Men are known to be Alexthymics where they prefer bottling up their feelings and not seeking family or social help.

Sex differences in mortality and admissions to hospital emergency departments have been well documented. These studies confirm that males are more at risk than females. Males are more likely to be admitted to an emergency department after accidental injuries, more likely to be admitted with a sporting injury, and more likely to be in a road traffic collision with a higher mortality rate.

Some of these differences may be attributable to cultural and socioeconomic factors: males may be more likely to engage in contact and high risk sports, and males may be more likely to be employed in higher risk occupations. However, sex differences in risk seeking behaviour have been reported from an early age, raising questions about the extent to which these behaviours can be attributed purely to social and cultural differences.

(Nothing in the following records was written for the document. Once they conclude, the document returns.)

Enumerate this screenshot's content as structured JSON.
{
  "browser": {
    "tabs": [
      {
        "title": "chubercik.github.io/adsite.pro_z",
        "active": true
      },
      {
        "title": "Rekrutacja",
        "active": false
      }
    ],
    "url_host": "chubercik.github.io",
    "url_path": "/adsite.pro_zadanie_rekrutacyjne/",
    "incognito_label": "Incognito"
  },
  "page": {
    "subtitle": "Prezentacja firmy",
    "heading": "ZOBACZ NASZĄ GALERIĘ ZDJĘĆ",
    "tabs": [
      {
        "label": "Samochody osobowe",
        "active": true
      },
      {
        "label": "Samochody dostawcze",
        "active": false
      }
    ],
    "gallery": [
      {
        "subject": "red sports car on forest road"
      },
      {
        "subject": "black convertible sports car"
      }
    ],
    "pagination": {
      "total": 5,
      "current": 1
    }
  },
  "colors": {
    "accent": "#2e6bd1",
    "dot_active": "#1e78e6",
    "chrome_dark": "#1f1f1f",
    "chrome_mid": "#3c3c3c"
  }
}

However, there is a class of risk—the “idiotic” risk—that is qualitatively different from those associated with, say, contact sports or adventure pursuits such as parachuting. Idiotic risks are defined as senseless risks, where the apparent payoff is negligible or non-existent, and the outcome is often extremely negative and often final.

Men and help seeking behaviors - There is a growing body of research to suggest that men are less likely than women to seek help from health professionals for problems as diverse as depression, substance abuse, physical disabilities and stressful life events. The investigation of men's health-related help seeking behaviour has great potential for improving both men and women's lives and reducing national health costs through the development of responsive and effective interventions.

Studies comparing men and women are inadequate in explaining the processes involved in men's help seeking behaviour. However, the growing body of gender-specific studies highlights a trend of delayed help seeking when they become ill. A prominent theme among middle class men implicates ‘traditional masculine behaviour’ as an explanation for delays in seeking help among men who experience illness. The reasons and processes behind this issue, however, have received limited attention.Conclusions. Principally, the role of masculine beliefs and the similarities and differences between men of differing background requires further attention, particularly given the health inequalities that exist between men of differing socio-economic status and ethnicity. 

Gender Differences in Social Behavior 
What are the causes of sex differences and similarities in behavior? Some causes can be traced to human evolutionary history, especially the ways that the division of labor is influenced by biology and environments.  A human universal--in all known societies--is a division of tasks so that men do some things in society and women do others. The specific activities in a society depend on what tasks can be performed most efficiently by each sex, given men's greater size, strength, and speed and women's bearing and nursing children.The division of labor structures psychological sex differences and similarities. By observing the activities of women and men in their society, people form gender role beliefs. For example, given that women perform more childcare than men in most industrialized societies, women are believed to be especially nurturant and caring. Given that men are more likely than women to hold higher status jobs in industrialized societies, men are believed to be especially dominant and assertive. Gender roles then influence behavior through social and biological processes. In social interaction, people respond more favorably to others who conform to gender role. Women and men also might incorporate gender roles into their own personal identities 

Additionally, hormonal processes support role performance (e.g., testosterone increases in women and men before athletic competitions; Through the research below, we have shown how social roles account for sex differences in group emotional experience and group performance recent research, we explain how women's roles influence menstrual cycles in society along with women's mate preferences. Further more the hormone estrogen protects the women's heart and adds longevity to their lives.